This widely held belief in Korean and Japanese culture started in the 1920s, and although it is a myth that has been debunked several times since then, it has persisted in its popularity over the years. The Korean theory of blood type and personality can best be compared to the way westerners view zodiac signs. Just as your zodiac sign influences your personality and predicts certain things about your life, so does your blood type in Korea or in Japan. It is not considered to be as far reaching as the zodiac sign, as it really just a commentary on your personality but, there are many books about what the best job is for each blood type, and how different blood types react in different situations and even about how romance works between the blood types and who is the best match for each type.
Even on celebrity profiles in Korea and Japan, blood type is listed. If blood type is not listed, your biography or profile is considered to be pretty well incomplete. Its one of the first things you ask a new friend, especially a member of the opposite sex you think is attractive.

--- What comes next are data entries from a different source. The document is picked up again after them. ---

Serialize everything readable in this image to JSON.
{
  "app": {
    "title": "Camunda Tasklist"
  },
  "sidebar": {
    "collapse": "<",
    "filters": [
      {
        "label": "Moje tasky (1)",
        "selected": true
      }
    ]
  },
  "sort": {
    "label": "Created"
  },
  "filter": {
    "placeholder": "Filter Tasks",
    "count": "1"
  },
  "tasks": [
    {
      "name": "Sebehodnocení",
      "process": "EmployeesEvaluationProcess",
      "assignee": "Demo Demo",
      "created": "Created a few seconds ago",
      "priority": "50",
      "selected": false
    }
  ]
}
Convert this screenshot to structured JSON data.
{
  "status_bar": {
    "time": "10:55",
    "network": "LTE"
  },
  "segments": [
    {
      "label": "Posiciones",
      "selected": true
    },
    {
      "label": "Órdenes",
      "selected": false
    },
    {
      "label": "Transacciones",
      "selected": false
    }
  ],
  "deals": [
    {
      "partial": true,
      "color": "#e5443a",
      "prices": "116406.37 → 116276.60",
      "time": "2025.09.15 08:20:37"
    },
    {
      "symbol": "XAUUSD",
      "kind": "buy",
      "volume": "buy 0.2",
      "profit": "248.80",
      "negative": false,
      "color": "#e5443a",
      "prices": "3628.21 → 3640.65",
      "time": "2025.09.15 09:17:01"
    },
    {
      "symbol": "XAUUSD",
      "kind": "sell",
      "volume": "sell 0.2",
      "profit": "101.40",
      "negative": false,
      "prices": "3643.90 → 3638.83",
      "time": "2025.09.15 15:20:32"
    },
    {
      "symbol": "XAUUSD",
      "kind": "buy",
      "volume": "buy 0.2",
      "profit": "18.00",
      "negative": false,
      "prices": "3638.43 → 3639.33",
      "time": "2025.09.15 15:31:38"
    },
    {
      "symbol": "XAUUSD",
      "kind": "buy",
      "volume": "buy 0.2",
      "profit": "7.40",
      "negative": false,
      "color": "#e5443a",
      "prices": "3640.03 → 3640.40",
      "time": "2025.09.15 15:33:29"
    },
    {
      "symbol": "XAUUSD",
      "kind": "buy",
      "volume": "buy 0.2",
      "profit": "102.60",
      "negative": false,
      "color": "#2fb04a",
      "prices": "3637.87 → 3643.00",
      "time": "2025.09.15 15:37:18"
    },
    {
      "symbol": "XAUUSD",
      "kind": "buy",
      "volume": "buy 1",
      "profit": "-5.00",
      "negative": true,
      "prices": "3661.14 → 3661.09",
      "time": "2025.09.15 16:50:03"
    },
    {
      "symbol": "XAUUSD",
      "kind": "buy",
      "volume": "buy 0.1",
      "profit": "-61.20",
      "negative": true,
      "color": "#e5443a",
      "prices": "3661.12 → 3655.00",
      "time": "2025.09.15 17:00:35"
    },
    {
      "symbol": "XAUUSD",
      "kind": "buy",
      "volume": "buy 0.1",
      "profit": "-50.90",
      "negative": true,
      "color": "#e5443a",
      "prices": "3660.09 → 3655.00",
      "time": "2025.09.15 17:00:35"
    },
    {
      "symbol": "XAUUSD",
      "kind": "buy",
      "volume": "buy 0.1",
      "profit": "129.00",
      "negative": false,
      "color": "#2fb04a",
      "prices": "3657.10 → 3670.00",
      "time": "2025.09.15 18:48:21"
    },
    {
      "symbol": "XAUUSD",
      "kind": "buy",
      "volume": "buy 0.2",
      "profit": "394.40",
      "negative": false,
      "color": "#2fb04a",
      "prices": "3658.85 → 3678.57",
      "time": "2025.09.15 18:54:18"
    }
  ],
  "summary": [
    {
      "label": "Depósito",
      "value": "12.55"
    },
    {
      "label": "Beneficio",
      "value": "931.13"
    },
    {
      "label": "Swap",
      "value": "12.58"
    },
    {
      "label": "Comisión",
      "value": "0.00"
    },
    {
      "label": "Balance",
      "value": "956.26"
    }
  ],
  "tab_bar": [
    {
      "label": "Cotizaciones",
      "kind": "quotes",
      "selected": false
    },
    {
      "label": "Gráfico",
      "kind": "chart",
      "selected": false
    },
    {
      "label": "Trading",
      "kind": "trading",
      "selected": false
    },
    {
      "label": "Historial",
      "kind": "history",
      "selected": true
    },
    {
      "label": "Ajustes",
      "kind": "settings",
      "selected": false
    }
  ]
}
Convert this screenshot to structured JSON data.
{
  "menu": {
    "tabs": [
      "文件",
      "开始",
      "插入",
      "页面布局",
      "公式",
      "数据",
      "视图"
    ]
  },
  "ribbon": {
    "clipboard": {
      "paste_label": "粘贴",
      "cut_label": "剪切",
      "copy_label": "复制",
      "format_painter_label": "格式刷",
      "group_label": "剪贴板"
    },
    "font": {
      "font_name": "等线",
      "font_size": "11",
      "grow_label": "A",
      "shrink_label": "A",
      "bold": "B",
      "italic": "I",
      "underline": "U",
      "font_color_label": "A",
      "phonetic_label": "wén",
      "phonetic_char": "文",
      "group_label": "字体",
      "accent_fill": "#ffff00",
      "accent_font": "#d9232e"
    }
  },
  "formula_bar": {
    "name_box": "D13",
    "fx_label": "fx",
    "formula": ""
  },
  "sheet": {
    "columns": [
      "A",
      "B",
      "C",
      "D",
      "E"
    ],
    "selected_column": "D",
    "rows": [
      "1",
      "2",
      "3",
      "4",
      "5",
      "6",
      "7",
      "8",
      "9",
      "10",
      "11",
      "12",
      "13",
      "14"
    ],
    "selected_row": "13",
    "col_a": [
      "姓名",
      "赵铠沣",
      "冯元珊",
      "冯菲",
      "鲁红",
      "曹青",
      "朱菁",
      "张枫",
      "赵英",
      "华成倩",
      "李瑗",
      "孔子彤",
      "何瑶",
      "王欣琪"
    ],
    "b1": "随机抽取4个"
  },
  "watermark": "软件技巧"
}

In fact, it is so common, that Koreans think it is quite strange when westerners, or anyone for that matter, doesn't know his or her own blood type.
A quick rundown of the best and worst personality traits looks like this:
- Type A
Earnest, creative, sensible
- Type B
Wild, active, doer
- Type AB
Cool, controlled, rational
- Type O
Agreeable, sociable, optimistic
According to Bella Online, an international site for women, the best compatibility matches are as follows:
A is most compatible with A and AB
B is most compatible with B and AB
AB is most compatible with AB, B, A and O
O is most compatible with O, and AB
The popularity of understanding personalities through blood type lost popularity in the 1940s after it's original champion's death, but was re-popularized in the 1970s by Masahiko Nomi, a Japanese lawyer who's books have been phenomenally popular, despite is lack of medical background, and questionable, anecdotal research. Until recently it was not uncommon for children in kindergarten classrooms, as well as employees at work to be divided by blood type so they would work better together.
Although those are the two major common beliefs that most westerners find intriguing as they get to know there Korean culture, there are also some others that are of note:
- Never write a Korean name in red ink, as it is associated with death and brings bad luck.
- Many Korean buildings, especially the older ones do not have a fourth floor as the number four in Chinese-Korean numbering is similar to the word for death and is therefore considered to be bad luck.
- Although the famous '63 Building' on Yeoido island in Seoul has a fourth floor, according to this article by the Korean TImes, it does not have a 44th floor. Apparently 'double death' was just too much.
- Valentine's Day in Korea is a day when women give men presents. White Day, one month later on March 14, is for the men to return the favour.
- A month after White Day is Black Day on April 14. Single people celebrate their singlness and eat noodles with black sauce.
In spite of, or perhaps because of, all of these crazy beliefs, Korea actually is an amazing country, that you should visit if you ever get the opportunity. The people are warm and friendly, and will go out of their way to make sure that you have an amazing time and a pleasant stay. Just don't be surprised if they remind you to open your window when you sleep, or ask you what your blood type is within minutes of making your acquaintance.
Laura Berwick is an English teacher at a private English school in Seoul, South Korea. For more information about Korean culture and living in Korea, please feel free to visit her blog.